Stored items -
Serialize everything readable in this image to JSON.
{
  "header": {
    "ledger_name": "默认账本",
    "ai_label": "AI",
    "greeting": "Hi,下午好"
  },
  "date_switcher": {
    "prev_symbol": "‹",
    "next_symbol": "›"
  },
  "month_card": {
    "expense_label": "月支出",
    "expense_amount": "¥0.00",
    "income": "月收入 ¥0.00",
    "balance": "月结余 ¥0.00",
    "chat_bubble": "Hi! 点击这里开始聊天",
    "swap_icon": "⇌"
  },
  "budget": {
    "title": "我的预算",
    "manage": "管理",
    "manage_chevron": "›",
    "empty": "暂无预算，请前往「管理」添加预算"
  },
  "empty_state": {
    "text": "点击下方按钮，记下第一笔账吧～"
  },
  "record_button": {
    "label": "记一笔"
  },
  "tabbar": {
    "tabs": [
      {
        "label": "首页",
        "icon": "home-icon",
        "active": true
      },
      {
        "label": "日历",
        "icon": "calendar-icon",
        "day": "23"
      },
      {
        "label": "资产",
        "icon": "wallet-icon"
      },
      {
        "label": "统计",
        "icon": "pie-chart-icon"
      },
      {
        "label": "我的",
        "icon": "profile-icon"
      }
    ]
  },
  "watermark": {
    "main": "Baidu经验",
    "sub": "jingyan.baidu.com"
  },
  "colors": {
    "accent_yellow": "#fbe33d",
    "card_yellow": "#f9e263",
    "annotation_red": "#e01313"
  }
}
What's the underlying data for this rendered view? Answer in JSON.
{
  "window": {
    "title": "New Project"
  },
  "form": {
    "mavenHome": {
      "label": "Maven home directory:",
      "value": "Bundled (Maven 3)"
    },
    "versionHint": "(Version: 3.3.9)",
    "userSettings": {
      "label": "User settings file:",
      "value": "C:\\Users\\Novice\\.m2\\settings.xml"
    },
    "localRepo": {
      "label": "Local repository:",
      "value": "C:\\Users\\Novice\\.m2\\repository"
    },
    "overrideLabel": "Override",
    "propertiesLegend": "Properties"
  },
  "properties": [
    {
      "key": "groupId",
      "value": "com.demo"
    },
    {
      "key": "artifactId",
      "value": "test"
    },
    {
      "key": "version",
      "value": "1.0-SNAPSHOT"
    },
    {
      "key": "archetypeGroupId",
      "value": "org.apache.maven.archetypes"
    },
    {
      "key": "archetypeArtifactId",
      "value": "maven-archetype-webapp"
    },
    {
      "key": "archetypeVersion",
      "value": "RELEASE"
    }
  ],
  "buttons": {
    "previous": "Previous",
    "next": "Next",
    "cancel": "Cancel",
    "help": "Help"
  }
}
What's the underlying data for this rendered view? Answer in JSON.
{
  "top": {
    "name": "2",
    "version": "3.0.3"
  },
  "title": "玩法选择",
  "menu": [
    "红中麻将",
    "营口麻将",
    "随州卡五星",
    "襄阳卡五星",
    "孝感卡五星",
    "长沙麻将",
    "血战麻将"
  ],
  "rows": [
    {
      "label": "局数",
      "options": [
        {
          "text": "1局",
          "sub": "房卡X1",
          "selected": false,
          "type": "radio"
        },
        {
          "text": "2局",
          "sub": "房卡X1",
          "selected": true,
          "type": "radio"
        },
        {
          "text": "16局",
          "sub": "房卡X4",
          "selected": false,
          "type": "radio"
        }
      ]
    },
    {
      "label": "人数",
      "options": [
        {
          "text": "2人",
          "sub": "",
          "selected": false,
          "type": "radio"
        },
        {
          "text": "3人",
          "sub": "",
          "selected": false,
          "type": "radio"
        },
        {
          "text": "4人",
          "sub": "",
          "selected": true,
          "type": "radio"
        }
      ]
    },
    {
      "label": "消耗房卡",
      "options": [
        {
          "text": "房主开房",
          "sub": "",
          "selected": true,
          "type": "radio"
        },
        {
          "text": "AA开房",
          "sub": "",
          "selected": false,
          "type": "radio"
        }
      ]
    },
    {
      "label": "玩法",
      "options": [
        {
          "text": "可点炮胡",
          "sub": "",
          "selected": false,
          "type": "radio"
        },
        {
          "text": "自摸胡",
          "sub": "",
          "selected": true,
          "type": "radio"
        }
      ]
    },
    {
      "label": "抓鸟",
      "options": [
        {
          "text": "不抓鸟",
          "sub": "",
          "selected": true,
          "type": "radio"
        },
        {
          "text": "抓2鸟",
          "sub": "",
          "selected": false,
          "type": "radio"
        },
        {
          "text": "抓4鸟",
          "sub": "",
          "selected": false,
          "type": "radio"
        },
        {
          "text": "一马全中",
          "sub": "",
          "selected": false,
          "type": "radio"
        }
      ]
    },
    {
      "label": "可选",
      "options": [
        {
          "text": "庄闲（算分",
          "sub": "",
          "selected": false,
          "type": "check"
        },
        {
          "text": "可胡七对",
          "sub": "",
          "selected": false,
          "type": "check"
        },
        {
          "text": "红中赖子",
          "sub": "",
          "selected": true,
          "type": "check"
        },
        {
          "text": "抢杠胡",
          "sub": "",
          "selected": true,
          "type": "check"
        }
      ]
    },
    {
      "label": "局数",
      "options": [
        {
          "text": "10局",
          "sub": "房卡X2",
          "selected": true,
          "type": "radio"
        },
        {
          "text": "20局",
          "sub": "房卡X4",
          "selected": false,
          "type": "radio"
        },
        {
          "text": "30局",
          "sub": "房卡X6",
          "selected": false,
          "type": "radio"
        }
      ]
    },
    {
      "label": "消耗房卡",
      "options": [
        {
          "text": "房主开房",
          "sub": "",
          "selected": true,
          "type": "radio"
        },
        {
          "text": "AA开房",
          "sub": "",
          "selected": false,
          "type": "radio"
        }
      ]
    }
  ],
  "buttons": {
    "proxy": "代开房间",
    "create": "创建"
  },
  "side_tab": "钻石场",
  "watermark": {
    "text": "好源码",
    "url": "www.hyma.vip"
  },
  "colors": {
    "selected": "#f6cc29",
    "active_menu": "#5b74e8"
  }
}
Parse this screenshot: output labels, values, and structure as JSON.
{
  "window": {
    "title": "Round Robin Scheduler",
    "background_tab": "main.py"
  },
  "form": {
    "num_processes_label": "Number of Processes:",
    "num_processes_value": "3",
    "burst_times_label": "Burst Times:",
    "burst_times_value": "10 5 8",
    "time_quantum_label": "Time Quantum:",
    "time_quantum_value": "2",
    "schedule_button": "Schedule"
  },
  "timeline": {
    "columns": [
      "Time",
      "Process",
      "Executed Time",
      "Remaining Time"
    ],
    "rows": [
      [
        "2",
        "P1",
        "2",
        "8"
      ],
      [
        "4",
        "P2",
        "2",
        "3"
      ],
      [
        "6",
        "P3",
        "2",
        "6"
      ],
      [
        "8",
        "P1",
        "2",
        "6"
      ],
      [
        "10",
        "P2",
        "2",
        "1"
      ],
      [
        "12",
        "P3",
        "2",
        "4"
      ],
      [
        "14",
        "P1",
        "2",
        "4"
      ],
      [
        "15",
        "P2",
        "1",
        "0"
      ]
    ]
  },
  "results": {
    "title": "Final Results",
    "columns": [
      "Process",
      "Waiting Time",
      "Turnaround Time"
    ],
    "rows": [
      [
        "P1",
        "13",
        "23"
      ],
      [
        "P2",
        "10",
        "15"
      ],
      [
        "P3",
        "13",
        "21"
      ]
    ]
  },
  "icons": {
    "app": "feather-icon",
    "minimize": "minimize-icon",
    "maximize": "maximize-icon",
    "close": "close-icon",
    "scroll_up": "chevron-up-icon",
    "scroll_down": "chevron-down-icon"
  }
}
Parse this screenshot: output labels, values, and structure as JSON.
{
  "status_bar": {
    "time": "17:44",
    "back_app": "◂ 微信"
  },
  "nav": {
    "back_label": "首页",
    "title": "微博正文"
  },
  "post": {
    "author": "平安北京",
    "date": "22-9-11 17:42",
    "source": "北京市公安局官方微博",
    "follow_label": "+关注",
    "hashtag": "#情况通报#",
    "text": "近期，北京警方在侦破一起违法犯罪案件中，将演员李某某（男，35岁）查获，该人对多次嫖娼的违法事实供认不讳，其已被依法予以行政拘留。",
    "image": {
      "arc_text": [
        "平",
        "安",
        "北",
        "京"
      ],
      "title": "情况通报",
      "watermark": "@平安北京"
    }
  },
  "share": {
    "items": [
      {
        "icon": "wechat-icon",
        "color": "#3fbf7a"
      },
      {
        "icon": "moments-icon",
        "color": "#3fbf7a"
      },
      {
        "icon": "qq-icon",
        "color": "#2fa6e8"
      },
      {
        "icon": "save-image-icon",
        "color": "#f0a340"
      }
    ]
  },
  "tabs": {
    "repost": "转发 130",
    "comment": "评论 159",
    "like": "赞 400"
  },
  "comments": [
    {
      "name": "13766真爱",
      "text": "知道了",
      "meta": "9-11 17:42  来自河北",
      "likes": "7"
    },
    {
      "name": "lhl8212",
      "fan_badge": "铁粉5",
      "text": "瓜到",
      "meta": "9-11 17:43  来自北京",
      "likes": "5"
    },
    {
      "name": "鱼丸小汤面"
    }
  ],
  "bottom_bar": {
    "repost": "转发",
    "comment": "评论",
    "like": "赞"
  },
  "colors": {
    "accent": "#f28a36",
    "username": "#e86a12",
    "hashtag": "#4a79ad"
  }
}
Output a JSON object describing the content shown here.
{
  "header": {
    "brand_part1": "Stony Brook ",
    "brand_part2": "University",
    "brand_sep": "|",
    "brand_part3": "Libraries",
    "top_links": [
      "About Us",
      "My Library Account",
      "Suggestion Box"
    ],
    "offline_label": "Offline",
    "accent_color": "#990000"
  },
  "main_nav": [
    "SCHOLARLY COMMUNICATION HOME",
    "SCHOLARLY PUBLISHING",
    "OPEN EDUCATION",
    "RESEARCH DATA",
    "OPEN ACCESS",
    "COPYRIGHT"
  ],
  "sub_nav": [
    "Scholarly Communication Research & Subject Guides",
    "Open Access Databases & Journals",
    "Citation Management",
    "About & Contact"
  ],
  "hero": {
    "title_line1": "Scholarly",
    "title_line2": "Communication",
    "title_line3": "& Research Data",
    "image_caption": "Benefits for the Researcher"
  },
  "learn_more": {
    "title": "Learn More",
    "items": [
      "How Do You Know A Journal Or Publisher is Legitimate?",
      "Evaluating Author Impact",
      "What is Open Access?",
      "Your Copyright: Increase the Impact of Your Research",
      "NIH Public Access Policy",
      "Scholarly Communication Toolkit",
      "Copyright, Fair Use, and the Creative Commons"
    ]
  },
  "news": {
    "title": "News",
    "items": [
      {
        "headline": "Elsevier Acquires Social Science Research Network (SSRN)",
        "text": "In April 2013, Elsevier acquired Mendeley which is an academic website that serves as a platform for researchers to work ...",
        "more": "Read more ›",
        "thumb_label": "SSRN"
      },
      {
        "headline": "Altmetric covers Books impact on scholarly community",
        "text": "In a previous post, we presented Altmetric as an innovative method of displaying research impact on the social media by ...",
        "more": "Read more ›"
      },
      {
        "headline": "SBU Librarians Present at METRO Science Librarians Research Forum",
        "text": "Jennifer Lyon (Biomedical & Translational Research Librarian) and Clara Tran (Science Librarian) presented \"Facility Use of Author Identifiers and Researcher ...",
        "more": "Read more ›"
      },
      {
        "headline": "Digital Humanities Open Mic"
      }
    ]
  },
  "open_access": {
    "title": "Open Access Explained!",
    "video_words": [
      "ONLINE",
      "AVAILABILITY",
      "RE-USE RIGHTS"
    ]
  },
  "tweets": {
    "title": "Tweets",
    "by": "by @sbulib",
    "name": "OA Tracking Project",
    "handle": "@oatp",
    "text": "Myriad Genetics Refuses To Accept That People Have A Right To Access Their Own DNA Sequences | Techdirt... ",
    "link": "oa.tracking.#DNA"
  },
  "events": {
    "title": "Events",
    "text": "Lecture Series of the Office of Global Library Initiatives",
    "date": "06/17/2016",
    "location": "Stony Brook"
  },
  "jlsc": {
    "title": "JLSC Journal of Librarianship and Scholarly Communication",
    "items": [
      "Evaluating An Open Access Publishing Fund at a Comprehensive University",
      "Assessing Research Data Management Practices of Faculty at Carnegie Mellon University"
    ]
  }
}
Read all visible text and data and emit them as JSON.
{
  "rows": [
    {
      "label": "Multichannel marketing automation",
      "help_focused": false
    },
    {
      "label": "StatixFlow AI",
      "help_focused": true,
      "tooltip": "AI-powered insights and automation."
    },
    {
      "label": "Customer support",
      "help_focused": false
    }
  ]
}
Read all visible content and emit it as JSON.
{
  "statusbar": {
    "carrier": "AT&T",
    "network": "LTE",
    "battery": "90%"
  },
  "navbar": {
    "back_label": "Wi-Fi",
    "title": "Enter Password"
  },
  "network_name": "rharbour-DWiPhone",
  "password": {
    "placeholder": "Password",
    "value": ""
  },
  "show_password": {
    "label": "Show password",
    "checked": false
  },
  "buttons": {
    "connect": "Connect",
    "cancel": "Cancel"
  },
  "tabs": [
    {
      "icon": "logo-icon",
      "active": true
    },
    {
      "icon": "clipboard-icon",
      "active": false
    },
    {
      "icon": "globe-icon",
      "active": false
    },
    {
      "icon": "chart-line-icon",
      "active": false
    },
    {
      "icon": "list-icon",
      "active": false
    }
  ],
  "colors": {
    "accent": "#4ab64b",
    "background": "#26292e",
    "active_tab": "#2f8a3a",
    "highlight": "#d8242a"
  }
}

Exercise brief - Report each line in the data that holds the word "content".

Response to the task -
Output a JSON object describing the content shown here.
Read all visible content and emit it as JSON.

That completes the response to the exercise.